ENTRIES PROVIDED:
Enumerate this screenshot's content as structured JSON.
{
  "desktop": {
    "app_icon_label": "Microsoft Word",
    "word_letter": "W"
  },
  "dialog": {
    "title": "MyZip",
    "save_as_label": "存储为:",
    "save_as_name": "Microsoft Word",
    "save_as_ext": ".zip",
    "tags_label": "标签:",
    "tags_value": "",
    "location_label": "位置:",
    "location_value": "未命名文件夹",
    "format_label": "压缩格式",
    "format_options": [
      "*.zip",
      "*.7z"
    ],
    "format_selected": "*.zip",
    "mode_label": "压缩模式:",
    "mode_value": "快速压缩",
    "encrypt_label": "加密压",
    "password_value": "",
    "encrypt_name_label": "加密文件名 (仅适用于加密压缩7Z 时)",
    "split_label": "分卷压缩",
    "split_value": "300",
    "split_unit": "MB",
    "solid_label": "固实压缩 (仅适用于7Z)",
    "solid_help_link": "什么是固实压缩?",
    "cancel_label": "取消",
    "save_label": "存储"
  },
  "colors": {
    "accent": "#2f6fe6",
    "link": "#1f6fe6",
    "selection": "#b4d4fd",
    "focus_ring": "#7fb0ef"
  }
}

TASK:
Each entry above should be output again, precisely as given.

EXERCISE OUTPUT:
Enumerate this screenshot's content as structured JSON.
{
  "desktop": {
    "app_icon_label": "Microsoft Word",
    "word_letter": "W"
  },
  "dialog": {
    "title": "MyZip",
    "save_as_label": "存储为:",
    "save_as_name": "Microsoft Word",
    "save_as_ext": ".zip",
    "tags_label": "标签:",
    "tags_value": "",
    "location_label": "位置:",
    "location_value": "未命名文件夹",
    "format_label": "压缩格式",
    "format_options": [
      "*.zip",
      "*.7z"
    ],
    "format_selected": "*.zip",
    "mode_label": "压缩模式:",
    "mode_value": "快速压缩",
    "encrypt_label": "加密压",
    "password_value": "",
    "encrypt_name_label": "加密文件名 (仅适用于加密压缩7Z 时)",
    "split_label": "分卷压缩",
    "split_value": "300",
    "split_unit": "MB",
    "solid_label": "固实压缩 (仅适用于7Z)",
    "solid_help_link": "什么是固实压缩?",
    "cancel_label": "取消",
    "save_label": "存储"
  },
  "colors": {
    "accent": "#2f6fe6",
    "link": "#1f6fe6",
    "selection": "#b4d4fd",
    "focus_ring": "#7fb0ef"
  }
}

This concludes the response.